...And then we reach the boss puzzle, the place where I nearly stopped playing. I get that you want to impart a sense of urgency. But a time limit on thinky-puzzles just sucks. Lack of checkpoints, that sucks the giant oozing slimy banana-slug of suck.
What's that you say? Both Portal and Portal 2 had time limits in their endgame puzzles? Yes, but they had really good checkpointing. If the neurotoxin killed you, you restarted that stage of the endgame, working on the same task as before.
When you die in the Talos endgame (and you will), you start it all over. There are five stages; I must have repeated that first stage six times. Why the hell is that a good idea? I already solved it! Five times! Let me work on the puzzle that I'm stuck on!
Did you have any play-testers? Did they say "Oh, well, solving the same puzzle over and over is the best part of your game"? Or had you already destroyed their will to live with tetrominoes? What's frustrating is that if there had been checkpoints, the time limit wouldn't have bugged me; and if there had been no time limit, the lack of checkpoints wouldn't have bugged me. (Much.)
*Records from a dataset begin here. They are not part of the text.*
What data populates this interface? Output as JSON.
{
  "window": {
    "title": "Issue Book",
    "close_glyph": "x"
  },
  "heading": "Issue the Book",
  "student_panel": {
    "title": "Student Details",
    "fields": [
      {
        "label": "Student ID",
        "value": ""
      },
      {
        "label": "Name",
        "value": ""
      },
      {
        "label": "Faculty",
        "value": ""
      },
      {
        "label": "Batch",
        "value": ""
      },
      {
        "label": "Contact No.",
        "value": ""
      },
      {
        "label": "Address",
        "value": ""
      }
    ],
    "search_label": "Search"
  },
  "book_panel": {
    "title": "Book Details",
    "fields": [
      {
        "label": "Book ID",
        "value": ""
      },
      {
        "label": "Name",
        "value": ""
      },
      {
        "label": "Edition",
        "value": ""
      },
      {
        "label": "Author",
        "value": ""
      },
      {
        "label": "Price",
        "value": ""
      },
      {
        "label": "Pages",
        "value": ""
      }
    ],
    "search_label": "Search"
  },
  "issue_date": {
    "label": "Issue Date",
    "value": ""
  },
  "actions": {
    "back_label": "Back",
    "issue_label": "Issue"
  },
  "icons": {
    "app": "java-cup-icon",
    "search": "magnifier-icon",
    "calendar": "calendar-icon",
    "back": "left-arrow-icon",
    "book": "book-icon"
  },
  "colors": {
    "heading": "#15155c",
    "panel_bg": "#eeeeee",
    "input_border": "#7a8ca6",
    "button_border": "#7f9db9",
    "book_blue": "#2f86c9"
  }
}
I got through it eventually. (After giving up, going to bed, and re-launching the game the next day. Not eagerly; with fear and trepidation and grumpiness.) I got the good ending (or as good as it gets without obsessively walk-through-ing the bonus stars, which I don't intend to do).
...I haven't discussed the script or the narrative, and I should, because they're solid. Talos uses the "trawl historical databases about the end of civilization" story model, well-known from games such as (sorry) Portal. Then, slowly, a more interactive element intrudes.
This isn't the usual sort of "I am an NPC, you are a PC, let's have a conversation that moves the story along" thing. I mean -- it is, but the format is -- okay, this is going to sound silly -- the format is a sophomore late-night stoned philosophy bull session.
Let me back up. The concern of Talos is free will and moral agency. The interactive dialogue is an interrogation of your ideas on those topics. It asks you questions and then (in the manner of all sophomore stoned philosophy sessions) tries to undermine your answers with thought experiments and more questions.
Of course (and ironically) the machinery behind this is a bog-standard menu-choice dialogue tree. (With some state.) But it carries off the illusion surprisingly well, just by tracking your answers and reflecting them back at you. It's a sneaky trickster character, so its voice shifts occasionally, which keeps it feeling fresh. And since any sophomore argument about free will and morality can be summed up in one line, and demolished in another line, the dialogue-tree format actually fits really well.
I don't think it's revolutionary IF technique. It wouldn't apply to most games. But it's a nice marriage of theme to a familiar form.
So that's what I've got. I recommend The Talos Principle -- with reservations. No, I haven't talked about the good puzzle design; there's plenty of good in there. You'll enjoy the game. You just have to get through a lot of frustrating moments as well.